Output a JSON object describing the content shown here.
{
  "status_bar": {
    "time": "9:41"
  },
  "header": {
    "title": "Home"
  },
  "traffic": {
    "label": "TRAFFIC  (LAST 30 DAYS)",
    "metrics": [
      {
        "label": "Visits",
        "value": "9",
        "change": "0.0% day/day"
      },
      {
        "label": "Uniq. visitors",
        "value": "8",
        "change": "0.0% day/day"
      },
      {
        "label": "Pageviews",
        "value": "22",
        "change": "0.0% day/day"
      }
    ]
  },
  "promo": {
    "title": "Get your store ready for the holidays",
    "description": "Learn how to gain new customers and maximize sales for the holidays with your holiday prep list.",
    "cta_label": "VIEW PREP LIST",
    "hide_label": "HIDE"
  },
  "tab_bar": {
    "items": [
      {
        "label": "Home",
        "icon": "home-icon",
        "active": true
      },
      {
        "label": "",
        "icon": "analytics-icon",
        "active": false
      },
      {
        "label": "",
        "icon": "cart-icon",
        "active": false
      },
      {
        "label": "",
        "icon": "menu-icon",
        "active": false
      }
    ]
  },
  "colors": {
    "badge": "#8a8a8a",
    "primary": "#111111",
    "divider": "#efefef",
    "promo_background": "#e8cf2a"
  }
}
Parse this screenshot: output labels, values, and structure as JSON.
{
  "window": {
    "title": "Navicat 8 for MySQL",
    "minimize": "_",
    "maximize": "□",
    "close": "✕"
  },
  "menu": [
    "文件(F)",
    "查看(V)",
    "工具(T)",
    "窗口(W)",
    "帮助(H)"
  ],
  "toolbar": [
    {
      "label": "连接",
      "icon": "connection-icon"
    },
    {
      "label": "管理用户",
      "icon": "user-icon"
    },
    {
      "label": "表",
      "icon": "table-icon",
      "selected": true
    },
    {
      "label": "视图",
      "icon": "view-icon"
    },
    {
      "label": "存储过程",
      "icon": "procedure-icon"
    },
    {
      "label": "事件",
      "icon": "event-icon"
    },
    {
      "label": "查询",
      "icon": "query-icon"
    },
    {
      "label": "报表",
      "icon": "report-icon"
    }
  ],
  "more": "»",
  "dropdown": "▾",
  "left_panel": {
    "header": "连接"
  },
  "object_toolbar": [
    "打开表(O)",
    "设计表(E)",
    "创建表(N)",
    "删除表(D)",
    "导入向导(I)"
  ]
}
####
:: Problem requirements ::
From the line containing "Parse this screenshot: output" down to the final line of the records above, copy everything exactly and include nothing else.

:: Finished task ::
Parse this screenshot: output labels, values, and structure as JSON.
{
  "window": {
    "title": "Navicat 8 for MySQL",
    "minimize": "_",
    "maximize": "□",
    "close": "✕"
  },
  "menu": [
    "文件(F)",
    "查看(V)",
    "工具(T)",
    "窗口(W)",
    "帮助(H)"
  ],
  "toolbar": [
    {
      "label": "连接",
      "icon": "connection-icon"
    },
    {
      "label": "管理用户",
      "icon": "user-icon"
    },
    {
      "label": "表",
      "icon": "table-icon",
      "selected": true
    },
    {
      "label": "视图",
      "icon": "view-icon"
    },
    {
      "label": "存储过程",
      "icon": "procedure-icon"
    },
    {
      "label": "事件",
      "icon": "event-icon"
    },
    {
      "label": "查询",
      "icon": "query-icon"
    },
    {
      "label": "报表",
      "icon": "report-icon"
    }
  ],
  "more": "»",
  "dropdown": "▾",
  "left_panel": {
    "header": "连接"
  },
  "object_toolbar": [
    "打开表(O)",
    "设计表(E)",
    "创建表(N)",
    "删除表(D)",
    "导入向导(I)"
  ]
}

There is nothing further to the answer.